Ammon Wrigley - "Friezland Ale"

The following is a transcription of a work by Saddleworth poet Ammon Wrigley (1861-1946).

Friezland Ale

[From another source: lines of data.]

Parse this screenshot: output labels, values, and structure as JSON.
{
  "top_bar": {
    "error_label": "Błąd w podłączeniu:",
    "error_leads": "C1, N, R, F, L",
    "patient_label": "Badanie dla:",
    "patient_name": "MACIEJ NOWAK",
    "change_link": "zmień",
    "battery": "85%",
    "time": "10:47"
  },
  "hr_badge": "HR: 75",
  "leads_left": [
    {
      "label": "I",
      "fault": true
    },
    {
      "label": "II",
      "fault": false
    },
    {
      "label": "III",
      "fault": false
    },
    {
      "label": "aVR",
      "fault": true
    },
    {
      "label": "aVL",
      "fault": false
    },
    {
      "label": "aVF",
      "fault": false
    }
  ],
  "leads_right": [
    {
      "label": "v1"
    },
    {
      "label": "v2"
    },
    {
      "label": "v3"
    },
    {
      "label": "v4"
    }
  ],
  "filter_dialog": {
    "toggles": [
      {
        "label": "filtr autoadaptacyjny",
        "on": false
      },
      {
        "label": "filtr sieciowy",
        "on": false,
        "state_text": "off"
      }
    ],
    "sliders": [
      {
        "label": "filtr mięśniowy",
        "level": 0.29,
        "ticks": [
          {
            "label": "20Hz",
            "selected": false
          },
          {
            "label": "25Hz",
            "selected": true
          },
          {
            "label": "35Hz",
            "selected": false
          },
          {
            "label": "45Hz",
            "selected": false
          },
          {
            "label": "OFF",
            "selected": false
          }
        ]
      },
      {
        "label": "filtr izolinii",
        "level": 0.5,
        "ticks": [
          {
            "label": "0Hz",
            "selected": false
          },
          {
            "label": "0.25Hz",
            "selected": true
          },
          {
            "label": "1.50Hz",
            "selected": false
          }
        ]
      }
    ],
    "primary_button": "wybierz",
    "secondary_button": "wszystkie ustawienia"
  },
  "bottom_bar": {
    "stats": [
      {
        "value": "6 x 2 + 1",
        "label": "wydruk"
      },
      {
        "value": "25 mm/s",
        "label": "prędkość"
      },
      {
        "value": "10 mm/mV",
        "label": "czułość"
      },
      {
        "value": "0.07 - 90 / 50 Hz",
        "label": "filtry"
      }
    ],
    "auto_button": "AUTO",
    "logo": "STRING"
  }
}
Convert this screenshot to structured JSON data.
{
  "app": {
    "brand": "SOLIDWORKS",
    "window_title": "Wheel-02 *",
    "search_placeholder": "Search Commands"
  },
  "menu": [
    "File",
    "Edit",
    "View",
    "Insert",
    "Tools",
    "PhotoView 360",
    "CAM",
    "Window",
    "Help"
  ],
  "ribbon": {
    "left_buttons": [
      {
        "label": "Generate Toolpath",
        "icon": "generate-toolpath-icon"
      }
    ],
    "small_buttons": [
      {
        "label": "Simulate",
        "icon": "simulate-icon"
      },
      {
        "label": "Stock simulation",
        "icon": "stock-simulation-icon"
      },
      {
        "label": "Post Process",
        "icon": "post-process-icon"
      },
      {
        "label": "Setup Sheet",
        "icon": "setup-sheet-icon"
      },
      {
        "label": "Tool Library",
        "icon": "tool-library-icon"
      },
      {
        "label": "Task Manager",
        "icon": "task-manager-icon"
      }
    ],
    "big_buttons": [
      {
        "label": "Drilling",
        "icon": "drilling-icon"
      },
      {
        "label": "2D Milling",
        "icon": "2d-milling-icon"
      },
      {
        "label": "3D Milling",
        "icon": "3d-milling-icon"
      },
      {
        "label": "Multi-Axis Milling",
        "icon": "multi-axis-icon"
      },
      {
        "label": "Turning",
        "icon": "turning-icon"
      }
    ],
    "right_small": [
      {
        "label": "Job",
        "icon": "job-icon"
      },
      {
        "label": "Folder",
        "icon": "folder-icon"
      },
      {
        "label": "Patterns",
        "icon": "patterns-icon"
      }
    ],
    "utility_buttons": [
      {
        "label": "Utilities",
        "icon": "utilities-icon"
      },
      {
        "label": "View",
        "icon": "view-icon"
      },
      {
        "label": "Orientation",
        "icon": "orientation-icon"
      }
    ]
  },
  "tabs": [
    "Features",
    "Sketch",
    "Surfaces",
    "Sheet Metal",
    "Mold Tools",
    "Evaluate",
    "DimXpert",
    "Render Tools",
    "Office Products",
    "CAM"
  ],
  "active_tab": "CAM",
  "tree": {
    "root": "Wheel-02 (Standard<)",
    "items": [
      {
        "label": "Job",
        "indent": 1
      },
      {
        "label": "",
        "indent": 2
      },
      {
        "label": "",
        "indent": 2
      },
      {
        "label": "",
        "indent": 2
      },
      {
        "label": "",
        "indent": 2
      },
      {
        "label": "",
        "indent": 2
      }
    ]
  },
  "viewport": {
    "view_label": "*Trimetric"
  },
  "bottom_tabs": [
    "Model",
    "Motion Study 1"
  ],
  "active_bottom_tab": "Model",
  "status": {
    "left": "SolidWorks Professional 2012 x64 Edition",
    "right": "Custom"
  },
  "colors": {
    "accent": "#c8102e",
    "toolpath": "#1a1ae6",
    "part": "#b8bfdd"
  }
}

Whene’re I drink of Friezland ale,
Drawn from an old brown bottle;
I feel as if a summer morn
Was running down my “throttle”;
A pint of Sunshine at a draught,
All sparkle, grip, and mettle;
There never is a cloudy day
When Friezland ale’s in fettle.
As white as milk when newly drawn,
And never milk is richer!
With creamy puffs, in bunches blown
Like roses in a pitcher;
But never roses half so sweet,
So dewy, cool, and sappy;
A mellow cup of Friezland ale
Would make a gatepost happy.
It flings the sunlight thro’ your blood,
And brims you full of laughter!
It drives old care from weary hearts
And brings no headache after;
It does not tie your legs and feet,
And set your head a “tuppin”;
It takes you back into your teens
Because it’s brewed for “suppin.”
You're ten years younger with a pint,
And if you’ve two, your twenty!
They ne’er grow old on that hillside
Because they swallow plenty;
For Friezland folk they live at home,
They’re decent folk, and “warty,”
With ruddy cheeks and double chins
And always hale and hearty.
The ale-wife meets the morning fair
By meadows splashed with clover,
When every breath and every beam
Is rapture brimming over;
For morning brings her many sweets,
Of subtle taste and witching,
That make a charmed fairy room
Of her old-fashioned kitchen.
She goes and gathers in the fields,
As wild bees gather honey;
Her apron full of pleasant things—
The joyous and the sunny;
The smell of blossom on the wind,
She catches as it passes;
The hunting songs of neighbour lads,
The laughter of the lasses.
She catches, too the skylark’s song,
And takes each trill and quaver,
The song of throstle down the lane
And throws them into flavour;
The low of cattle on the hills,
The smell of grouse and heather,
She mixes with her malt and hops
And boils them well together.
And then she gets her brewing tub,
And lays her “trow” across it;
She gets her can of gradely “birm,”
Her “spiggott” and her “fawsitt”;
She knows that going too oft t’ th’ well
Will bring good malt to ruin;
That just eleven quarts t’th’ peck
Will make a jolly brewing.
There is a lassie on the hills,
Lives at an old farm steading;
So fair to see, I used to think
I’d ask her to a wedding;
But women-folk are hard to please,
And fond of fine apparel;
If e’er I wed, I’ll take for wife
A ripe old Friezland barrel.
A woman’s eyes are witching things,
And sweet, they say, her kisses;
But let my lips meet Friezland ale—
The fountain of all blisses!
Give me a book, an old clay pipe,
A pint for quiet drinking;
There is no king upon the earth
So happy to my thinking.
Now brewery ale is noise and boast.
And foolish talk and “fratchin’”;
But Friezland ale is mirth and wit,
And music that is “catchin’”;
With homely sermons, quaint and wise,
And racy old-world teaching;
I’d go to Chapel thrice a day
If Friezland ale was preaching.
Now he who drinks that mellow ale,
Grows riper than the cherry,
He walks on daises all his life,
His heart is always merry;
And in his hand you find a grip,
That tells you he’s your brother,
For Friezland ale does parson’s work
And makes us love each other.

Ammon Wrigley - "Friezland Ale"


This page was last modified on 12 August 2018 and has been edited by Dave Pattern.

Search Huddersfield Exposed